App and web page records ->
┌──
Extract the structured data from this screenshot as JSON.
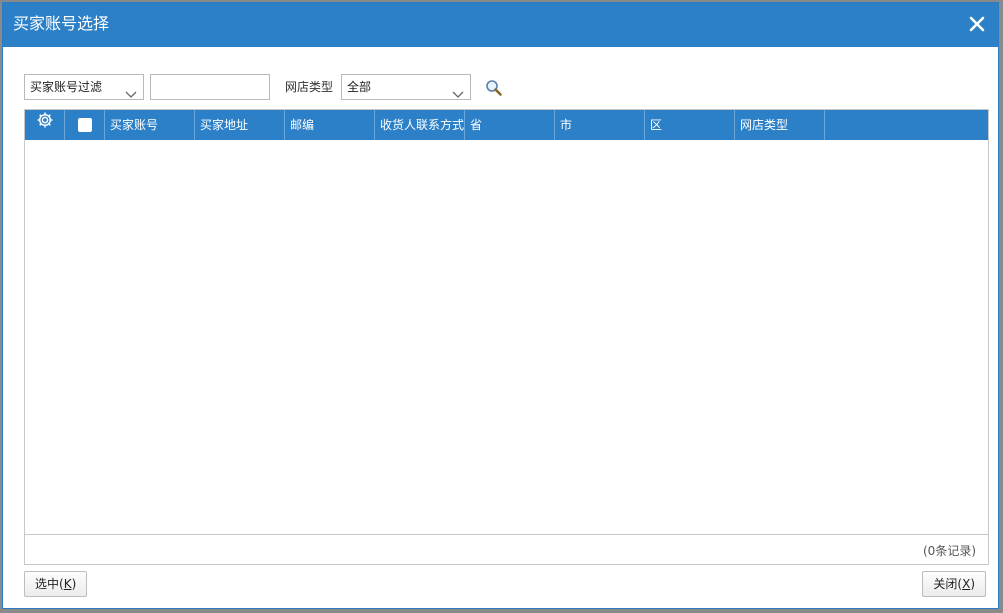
{
  "dialog": {
    "title": "买家账号选择",
    "close_icon": "close-icon"
  },
  "toolbar": {
    "filter_select": {
      "value": "买家账号过滤"
    },
    "filter_input": {
      "value": "",
      "placeholder": ""
    },
    "shop_type_label": "网店类型",
    "shop_type_select": {
      "value": "全部"
    },
    "search_icon": "search-icon"
  },
  "grid": {
    "settings_icon": "gear-icon",
    "columns": [
      "买家账号",
      "买家地址",
      "邮编",
      "收货人联系方式",
      "省",
      "市",
      "区",
      "网店类型"
    ],
    "rows": [],
    "record_count": "(0条记录)"
  },
  "footer": {
    "select_button": {
      "text": "选中(",
      "key": "K",
      "end": ")"
    },
    "close_button": {
      "text": "关闭(",
      "key": "X",
      "end": ")"
    }
  },
  "colors": {
    "accent": "#2b80c8"
  }
}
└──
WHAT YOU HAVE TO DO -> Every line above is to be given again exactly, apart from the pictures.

TASK OUTPUT ->
Extract the structured data from this screenshot as JSON.
{
  "dialog": {
    "title": "买家账号选择",
    "close_icon": "close-icon"
  },
  "toolbar": {
    "filter_select": {
      "value": "买家账号过滤"
    },
    "filter_input": {
      "value": "",
      "placeholder": ""
    },
    "shop_type_label": "网店类型",
    "shop_type_select": {
      "value": "全部"
    },
    "search_icon": "search-icon"
  },
  "grid": {
    "settings_icon": "gear-icon",
    "columns": [
      "买家账号",
      "买家地址",
      "邮编",
      "收货人联系方式",
      "省",
      "市",
      "区",
      "网店类型"
    ],
    "rows": [],
    "record_count": "(0条记录)"
  },
  "footer": {
    "select_button": {
      "text": "选中(",
      "key": "K",
      "end": ")"
    },
    "close_button": {
      "text": "关闭(",
      "key": "X",
      "end": ")"
    }
  },
  "colors": {
    "accent": "#2b80c8"
  }
}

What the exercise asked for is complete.